I wanted to re-create that feeling I used to get whenever I had a good ragu back in the old meat-eating days, only this time with a vegan ragu. And so I went to my kitchen laboratory and started experimenting I chose mushroom and tempe as my plant-based proteins of choice and, boy, did they rise up to the challenge. I also added some shredded kale leaves to give the dish another layer of texture and flavour, and to boost its nutritional content, and because I just love kale in general.

The result is a thick and rich ragu that tastes so ‘meaty’ and delicious that you’ll forget it contains no meat at all. I hope you will give it a go!

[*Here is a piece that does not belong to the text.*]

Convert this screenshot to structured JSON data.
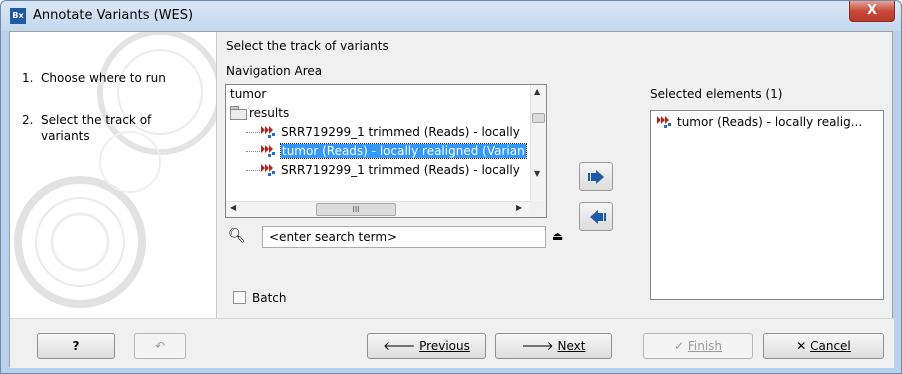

Penne with ‘Meaty’ Vegan Ragu

A deliciously rich, protein-packed vegan ragu that’s nourishing, satisfying and oh so comforting.

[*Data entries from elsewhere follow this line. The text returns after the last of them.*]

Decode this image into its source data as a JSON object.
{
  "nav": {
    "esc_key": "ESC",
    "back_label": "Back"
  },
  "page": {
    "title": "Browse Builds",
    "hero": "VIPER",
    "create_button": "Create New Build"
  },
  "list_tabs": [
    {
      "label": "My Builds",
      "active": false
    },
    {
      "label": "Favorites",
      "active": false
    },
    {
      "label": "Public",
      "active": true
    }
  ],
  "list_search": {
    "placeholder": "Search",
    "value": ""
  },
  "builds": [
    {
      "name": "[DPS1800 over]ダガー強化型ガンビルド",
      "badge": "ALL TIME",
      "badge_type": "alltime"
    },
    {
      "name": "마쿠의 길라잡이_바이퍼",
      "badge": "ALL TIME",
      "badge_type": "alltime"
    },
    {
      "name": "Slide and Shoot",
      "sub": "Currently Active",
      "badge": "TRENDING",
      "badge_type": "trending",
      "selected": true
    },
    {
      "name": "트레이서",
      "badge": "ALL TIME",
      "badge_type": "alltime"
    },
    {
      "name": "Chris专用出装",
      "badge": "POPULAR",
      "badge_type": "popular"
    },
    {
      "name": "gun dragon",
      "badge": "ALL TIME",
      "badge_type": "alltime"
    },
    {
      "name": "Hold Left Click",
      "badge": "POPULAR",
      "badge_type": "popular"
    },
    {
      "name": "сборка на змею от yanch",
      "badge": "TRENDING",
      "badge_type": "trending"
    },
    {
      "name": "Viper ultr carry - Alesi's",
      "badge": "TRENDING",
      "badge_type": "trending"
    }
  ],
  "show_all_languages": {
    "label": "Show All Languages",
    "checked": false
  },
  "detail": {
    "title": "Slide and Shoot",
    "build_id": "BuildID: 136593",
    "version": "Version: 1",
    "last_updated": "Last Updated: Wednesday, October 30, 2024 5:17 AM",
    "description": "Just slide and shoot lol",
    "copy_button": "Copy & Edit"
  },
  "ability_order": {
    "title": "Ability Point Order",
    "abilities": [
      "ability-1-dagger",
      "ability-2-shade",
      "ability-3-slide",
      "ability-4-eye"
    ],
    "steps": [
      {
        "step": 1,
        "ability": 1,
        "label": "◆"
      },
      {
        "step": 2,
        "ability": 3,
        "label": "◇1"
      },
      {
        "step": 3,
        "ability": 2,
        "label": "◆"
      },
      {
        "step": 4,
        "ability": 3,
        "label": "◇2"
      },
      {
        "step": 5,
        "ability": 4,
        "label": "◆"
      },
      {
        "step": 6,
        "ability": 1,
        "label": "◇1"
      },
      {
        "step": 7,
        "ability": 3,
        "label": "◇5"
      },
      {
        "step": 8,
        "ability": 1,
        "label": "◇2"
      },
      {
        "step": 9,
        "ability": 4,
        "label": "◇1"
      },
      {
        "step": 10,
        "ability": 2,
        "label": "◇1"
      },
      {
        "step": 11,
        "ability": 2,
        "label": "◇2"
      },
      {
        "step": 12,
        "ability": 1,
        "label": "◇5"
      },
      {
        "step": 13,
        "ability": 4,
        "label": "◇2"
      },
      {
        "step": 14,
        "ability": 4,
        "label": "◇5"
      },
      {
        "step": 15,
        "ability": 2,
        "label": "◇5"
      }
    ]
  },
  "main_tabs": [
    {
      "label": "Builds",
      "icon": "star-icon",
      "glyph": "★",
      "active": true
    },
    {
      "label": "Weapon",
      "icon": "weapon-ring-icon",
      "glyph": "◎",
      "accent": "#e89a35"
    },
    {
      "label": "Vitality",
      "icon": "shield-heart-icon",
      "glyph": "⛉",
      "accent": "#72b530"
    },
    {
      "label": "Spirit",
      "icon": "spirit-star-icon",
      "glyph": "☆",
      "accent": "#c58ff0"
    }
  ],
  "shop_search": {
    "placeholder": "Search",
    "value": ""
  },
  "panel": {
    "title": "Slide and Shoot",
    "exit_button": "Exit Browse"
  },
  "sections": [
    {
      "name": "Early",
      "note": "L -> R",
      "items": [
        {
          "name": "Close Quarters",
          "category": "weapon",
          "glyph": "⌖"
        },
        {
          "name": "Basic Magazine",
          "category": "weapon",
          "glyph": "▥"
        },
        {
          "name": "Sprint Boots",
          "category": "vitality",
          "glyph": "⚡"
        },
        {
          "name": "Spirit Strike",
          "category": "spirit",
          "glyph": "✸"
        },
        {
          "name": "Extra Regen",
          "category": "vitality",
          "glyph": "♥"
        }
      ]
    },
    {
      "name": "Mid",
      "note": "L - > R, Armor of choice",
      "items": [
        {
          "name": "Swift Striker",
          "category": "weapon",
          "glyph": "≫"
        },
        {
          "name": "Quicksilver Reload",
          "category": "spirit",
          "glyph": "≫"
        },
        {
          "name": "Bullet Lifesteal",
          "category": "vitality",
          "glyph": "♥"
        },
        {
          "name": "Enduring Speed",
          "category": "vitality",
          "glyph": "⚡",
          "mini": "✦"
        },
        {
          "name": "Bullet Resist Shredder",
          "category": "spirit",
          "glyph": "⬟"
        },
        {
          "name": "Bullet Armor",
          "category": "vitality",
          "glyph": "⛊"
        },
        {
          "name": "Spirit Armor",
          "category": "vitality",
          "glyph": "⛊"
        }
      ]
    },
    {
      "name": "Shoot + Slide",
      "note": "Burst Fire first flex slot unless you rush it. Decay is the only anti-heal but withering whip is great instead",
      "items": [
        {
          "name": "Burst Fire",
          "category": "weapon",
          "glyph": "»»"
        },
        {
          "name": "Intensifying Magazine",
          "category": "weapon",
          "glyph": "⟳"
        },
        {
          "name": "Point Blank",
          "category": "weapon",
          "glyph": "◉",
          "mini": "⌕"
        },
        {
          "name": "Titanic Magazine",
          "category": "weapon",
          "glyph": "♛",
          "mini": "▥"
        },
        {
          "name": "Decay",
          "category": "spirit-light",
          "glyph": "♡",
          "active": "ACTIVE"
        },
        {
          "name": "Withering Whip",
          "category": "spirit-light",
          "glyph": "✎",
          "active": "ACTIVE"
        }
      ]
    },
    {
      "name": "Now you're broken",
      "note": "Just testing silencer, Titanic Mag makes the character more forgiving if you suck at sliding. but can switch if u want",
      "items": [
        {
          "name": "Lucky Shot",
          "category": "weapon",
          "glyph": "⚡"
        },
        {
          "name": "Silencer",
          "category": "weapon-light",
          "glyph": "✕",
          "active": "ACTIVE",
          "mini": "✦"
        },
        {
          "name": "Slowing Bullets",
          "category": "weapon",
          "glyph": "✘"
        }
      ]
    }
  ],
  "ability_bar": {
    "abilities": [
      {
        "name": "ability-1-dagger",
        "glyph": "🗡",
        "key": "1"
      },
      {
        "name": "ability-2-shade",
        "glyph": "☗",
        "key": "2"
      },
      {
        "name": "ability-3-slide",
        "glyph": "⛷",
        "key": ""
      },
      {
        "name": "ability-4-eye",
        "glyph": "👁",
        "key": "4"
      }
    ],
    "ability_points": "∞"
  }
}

  • 250 g tempeh (diced to about 1cm cubes)
  • Leaves from three stalks of kale (chopped or shredded (optional))
  • 1/3 cup basil leaves
  • 3 large brown mushrooms (chopped)
  • 1 large red onion
  • 4 garlic cloves (chopped)
  • 2 tablespoons olive oil
  • 700 g jar of pasta sauce*
  • 250 g gluten free penne pasta*
  1. Heat the oil in a pan over medium-high heat. Cook red onion for 2 minutes, stirring constantly, until softened slightly.
  2. Add the minced garlic and diced tempeh and cook for 3-4 minutes, stirring occasionally until browned.
  3. Add the chopped mushroom, cook, stirring occasionally.
  4. Add the pasta sauce, bring to boil, then add the chopped kale into the pot and stir until kale is cooked, about 1 minute.
  5. Stir in fresh basil. Remove from heat and set aside.
  6. Cook the pasta in a large saucepan of salted boiling water according to the packet instruction until al dente. Drain, reserving 1 cup of the cooking liquid.
  7. Mix sauce with pasta, adding the reserved cooking liquid to coat pasta with sauce. Serve with Vegan Parmesan.

*I use Spiral Foods: Organic Garlic & Basil Sugo; and Casalare: Gluten Free Vegie Penne Pasta, both from Gino’s Groceries.

This recipe is sponsored by Gino’s Gourmet Groceries, an online store that partners with the best independent producers who share their values of doing things the right way. They supply real, honest food, with no artificial ingredients and no nasties, at a fair price. I must say that the pasta sauce and the gluten-free vegan penne I got from them were some of the best I’ve ever tasted.

And because the team at Gino’s Gourmet Groceries are awesome, they’re giving you, my lovely readers, a 25% discount on our next purchase with them. Just use the code “PASSIONATELY25” during checkout.

P.S. If you make this, I’d love to hear from you. Leave a comment below or find me on Instagram and share your creation. Don’t forget to tag me @passionatelykeren so I won’t miss your post.

Keren x